**Your objective:** An exact reproduction of all entries is required.
═════ Material supplied
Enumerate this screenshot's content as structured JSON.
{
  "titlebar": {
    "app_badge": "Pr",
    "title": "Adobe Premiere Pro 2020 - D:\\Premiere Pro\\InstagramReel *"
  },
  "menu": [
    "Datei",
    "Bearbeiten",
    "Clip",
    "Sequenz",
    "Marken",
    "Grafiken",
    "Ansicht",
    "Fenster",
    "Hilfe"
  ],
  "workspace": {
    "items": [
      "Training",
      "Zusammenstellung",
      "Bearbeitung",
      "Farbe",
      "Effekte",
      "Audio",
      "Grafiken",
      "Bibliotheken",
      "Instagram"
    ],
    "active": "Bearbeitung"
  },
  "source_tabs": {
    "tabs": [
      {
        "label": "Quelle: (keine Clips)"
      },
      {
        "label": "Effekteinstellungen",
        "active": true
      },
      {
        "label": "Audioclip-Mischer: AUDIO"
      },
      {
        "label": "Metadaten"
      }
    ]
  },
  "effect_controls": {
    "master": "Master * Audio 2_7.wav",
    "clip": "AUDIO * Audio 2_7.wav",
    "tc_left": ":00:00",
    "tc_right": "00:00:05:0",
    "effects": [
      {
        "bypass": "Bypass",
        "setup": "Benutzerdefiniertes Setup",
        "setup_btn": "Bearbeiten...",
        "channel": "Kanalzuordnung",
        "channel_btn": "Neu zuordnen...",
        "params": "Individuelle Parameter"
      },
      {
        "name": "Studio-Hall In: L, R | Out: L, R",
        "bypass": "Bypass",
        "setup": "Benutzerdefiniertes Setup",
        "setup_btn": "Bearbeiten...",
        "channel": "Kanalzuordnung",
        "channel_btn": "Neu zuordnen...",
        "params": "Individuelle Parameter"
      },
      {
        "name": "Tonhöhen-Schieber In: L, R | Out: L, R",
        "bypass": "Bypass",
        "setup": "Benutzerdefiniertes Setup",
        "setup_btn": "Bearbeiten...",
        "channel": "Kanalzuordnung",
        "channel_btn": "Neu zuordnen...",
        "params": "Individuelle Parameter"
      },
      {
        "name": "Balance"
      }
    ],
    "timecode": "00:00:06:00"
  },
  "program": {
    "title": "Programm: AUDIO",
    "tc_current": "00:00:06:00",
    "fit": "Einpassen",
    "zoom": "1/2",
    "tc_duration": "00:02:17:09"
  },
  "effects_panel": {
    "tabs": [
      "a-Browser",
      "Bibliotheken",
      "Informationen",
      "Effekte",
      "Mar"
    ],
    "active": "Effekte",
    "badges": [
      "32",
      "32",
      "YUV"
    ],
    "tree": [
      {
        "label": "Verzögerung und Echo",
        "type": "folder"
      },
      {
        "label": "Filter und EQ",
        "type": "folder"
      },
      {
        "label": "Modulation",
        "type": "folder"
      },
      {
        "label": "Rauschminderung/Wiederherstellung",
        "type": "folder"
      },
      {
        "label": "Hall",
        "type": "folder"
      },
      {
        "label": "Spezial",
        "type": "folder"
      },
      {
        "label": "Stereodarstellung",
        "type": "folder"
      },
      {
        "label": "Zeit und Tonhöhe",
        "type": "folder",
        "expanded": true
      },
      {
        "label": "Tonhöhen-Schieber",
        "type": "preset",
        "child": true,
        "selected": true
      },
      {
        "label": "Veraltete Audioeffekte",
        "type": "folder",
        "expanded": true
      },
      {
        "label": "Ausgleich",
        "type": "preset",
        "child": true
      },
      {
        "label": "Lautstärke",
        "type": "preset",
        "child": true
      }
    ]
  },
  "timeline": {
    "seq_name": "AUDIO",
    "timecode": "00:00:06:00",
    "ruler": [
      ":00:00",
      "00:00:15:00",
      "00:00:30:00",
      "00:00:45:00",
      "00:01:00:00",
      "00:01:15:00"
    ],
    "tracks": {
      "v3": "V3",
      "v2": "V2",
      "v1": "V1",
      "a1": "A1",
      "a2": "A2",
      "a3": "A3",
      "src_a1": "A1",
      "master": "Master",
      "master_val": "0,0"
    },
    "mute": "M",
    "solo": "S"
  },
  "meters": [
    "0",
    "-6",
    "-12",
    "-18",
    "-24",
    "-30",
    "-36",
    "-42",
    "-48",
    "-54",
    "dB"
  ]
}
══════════
**Output below:**
Enumerate this screenshot's content as structured JSON.
{
  "titlebar": {
    "app_badge": "Pr",
    "title": "Adobe Premiere Pro 2020 - D:\\Premiere Pro\\InstagramReel *"
  },
  "menu": [
    "Datei",
    "Bearbeiten",
    "Clip",
    "Sequenz",
    "Marken",
    "Grafiken",
    "Ansicht",
    "Fenster",
    "Hilfe"
  ],
  "workspace": {
    "items": [
      "Training",
      "Zusammenstellung",
      "Bearbeitung",
      "Farbe",
      "Effekte",
      "Audio",
      "Grafiken",
      "Bibliotheken",
      "Instagram"
    ],
    "active": "Bearbeitung"
  },
  "source_tabs": {
    "tabs": [
      {
        "label": "Quelle: (keine Clips)"
      },
      {
        "label": "Effekteinstellungen",
        "active": true
      },
      {
        "label": "Audioclip-Mischer: AUDIO"
      },
      {
        "label": "Metadaten"
      }
    ]
  },
  "effect_controls": {
    "master": "Master * Audio 2_7.wav",
    "clip": "AUDIO * Audio 2_7.wav",
    "tc_left": ":00:00",
    "tc_right": "00:00:05:0",
    "effects": [
      {
        "bypass": "Bypass",
        "setup": "Benutzerdefiniertes Setup",
        "setup_btn": "Bearbeiten...",
        "channel": "Kanalzuordnung",
        "channel_btn": "Neu zuordnen...",
        "params": "Individuelle Parameter"
      },
      {
        "name": "Studio-Hall In: L, R | Out: L, R",
        "bypass": "Bypass",
        "setup": "Benutzerdefiniertes Setup",
        "setup_btn": "Bearbeiten...",
        "channel": "Kanalzuordnung",
        "channel_btn": "Neu zuordnen...",
        "params": "Individuelle Parameter"
      },
      {
        "name": "Tonhöhen-Schieber In: L, R | Out: L, R",
        "bypass": "Bypass",
        "setup": "Benutzerdefiniertes Setup",
        "setup_btn": "Bearbeiten...",
        "channel": "Kanalzuordnung",
        "channel_btn": "Neu zuordnen...",
        "params": "Individuelle Parameter"
      },
      {
        "name": "Balance"
      }
    ],
    "timecode": "00:00:06:00"
  },
  "program": {
    "title": "Programm: AUDIO",
    "tc_current": "00:00:06:00",
    "fit": "Einpassen",
    "zoom": "1/2",
    "tc_duration": "00:02:17:09"
  },
  "effects_panel": {
    "tabs": [
      "a-Browser",
      "Bibliotheken",
      "Informationen",
      "Effekte",
      "Mar"
    ],
    "active": "Effekte",
    "badges": [
      "32",
      "32",
      "YUV"
    ],
    "tree": [
      {
        "label": "Verzögerung und Echo",
        "type": "folder"
      },
      {
        "label": "Filter und EQ",
        "type": "folder"
      },
      {
        "label": "Modulation",
        "type": "folder"
      },
      {
        "label": "Rauschminderung/Wiederherstellung",
        "type": "folder"
      },
      {
        "label": "Hall",
        "type": "folder"
      },
      {
        "label": "Spezial",
        "type": "folder"
      },
      {
        "label": "Stereodarstellung",
        "type": "folder"
      },
      {
        "label": "Zeit und Tonhöhe",
        "type": "folder",
        "expanded": true
      },
      {
        "label": "Tonhöhen-Schieber",
        "type": "preset",
        "child": true,
        "selected": true
      },
      {
        "label": "Veraltete Audioeffekte",
        "type": "folder",
        "expanded": true
      },
      {
        "label": "Ausgleich",
        "type": "preset",
        "child": true
      },
      {
        "label": "Lautstärke",
        "type": "preset",
        "child": true
      }
    ]
  },
  "timeline": {
    "seq_name": "AUDIO",
    "timecode": "00:00:06:00",
    "ruler": [
      ":00:00",
      "00:00:15:00",
      "00:00:30:00",
      "00:00:45:00",
      "00:01:00:00",
      "00:01:15:00"
    ],
    "tracks": {
      "v3": "V3",
      "v2": "V2",
      "v1": "V1",
      "a1": "A1",
      "a2": "A2",
      "a3": "A3",
      "src_a1": "A1",
      "master": "Master",
      "master_val": "0,0"
    },
    "mute": "M",
    "solo": "S"
  },
  "meters": [
    "0",
    "-6",
    "-12",
    "-18",
    "-24",
    "-30",
    "-36",
    "-42",
    "-48",
    "-54",
    "dB"
  ]
}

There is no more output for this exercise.